(Web page and app entries)
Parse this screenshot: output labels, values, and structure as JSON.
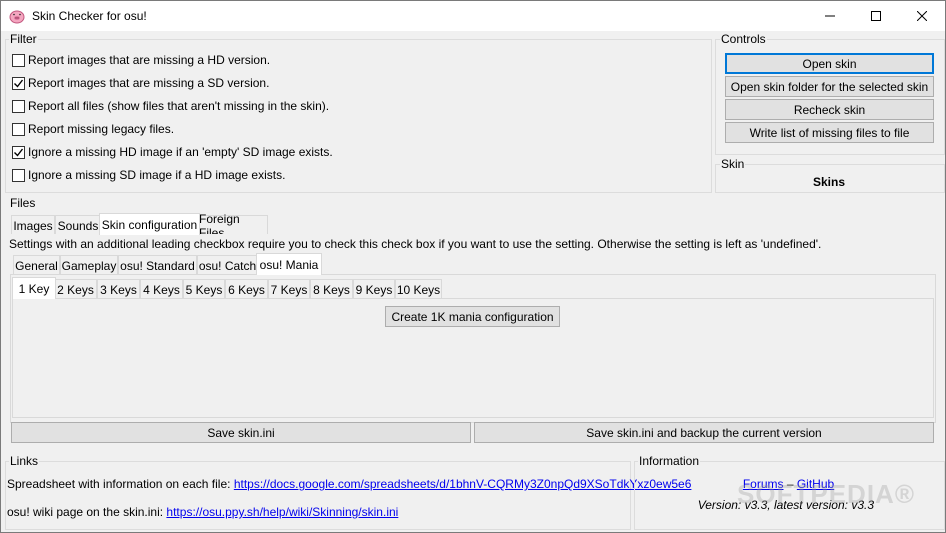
{
  "window": {
    "title": "Skin Checker for osu!"
  },
  "filter": {
    "label": "Filter",
    "options": [
      {
        "label": "Report images that are missing a HD version.",
        "checked": false
      },
      {
        "label": "Report images that are missing a SD version.",
        "checked": true
      },
      {
        "label": "Report all files (show files that aren't missing in the skin).",
        "checked": false
      },
      {
        "label": "Report missing legacy files.",
        "checked": false
      },
      {
        "label": "Ignore a missing HD image if an 'empty' SD image exists.",
        "checked": true
      },
      {
        "label": "Ignore a missing SD image if a HD image exists.",
        "checked": false
      }
    ]
  },
  "controls": {
    "label": "Controls",
    "open_skin": "Open skin",
    "open_folder": "Open skin folder for the selected skin",
    "recheck": "Recheck skin",
    "write_list": "Write list of missing files to file"
  },
  "skin": {
    "label": "Skin",
    "name": "Skins"
  },
  "files": {
    "label": "Files",
    "tabs": [
      "Images",
      "Sounds",
      "Skin configuration",
      "Foreign Files"
    ],
    "active_tab": "Skin configuration",
    "settings_note": "Settings with an additional leading checkbox require you to check this check box if you want to use the setting. Otherwise the setting is left as 'undefined'.",
    "config_tabs": [
      "General",
      "Gameplay",
      "osu! Standard",
      "osu! Catch",
      "osu! Mania"
    ],
    "active_config_tab": "osu! Mania",
    "key_tabs": [
      "1 Key",
      "2 Keys",
      "3 Keys",
      "4 Keys",
      "5 Keys",
      "6 Keys",
      "7 Keys",
      "8 Keys",
      "9 Keys",
      "10 Keys"
    ],
    "active_key_tab": "1 Key",
    "create_config": "Create 1K mania configuration",
    "save": "Save skin.ini",
    "save_backup": "Save skin.ini and backup the current version"
  },
  "links": {
    "label": "Links",
    "spreadsheet_prefix": "Spreadsheet with information on each file: ",
    "spreadsheet_url": "https://docs.google.com/spreadsheets/d/1bhnV-CQRMy3Z0npQd9XSoTdkYxz0ew5e6",
    "wiki_prefix": "osu! wiki page on the skin.ini: ",
    "wiki_url": "https://osu.ppy.sh/help/wiki/Skinning/skin.ini"
  },
  "information": {
    "label": "Information",
    "forums": "Forums",
    "separator": " – ",
    "github": "GitHub",
    "version": "Version: v3.3, latest version: v3.3"
  },
  "watermark": "SOFTPEDIA®"
}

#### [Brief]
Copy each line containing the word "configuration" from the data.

#### [Result of the exercise]
      "Skin configuration",
    "active_tab": "Skin configuration",
    "create_config": "Create 1K mania configuration",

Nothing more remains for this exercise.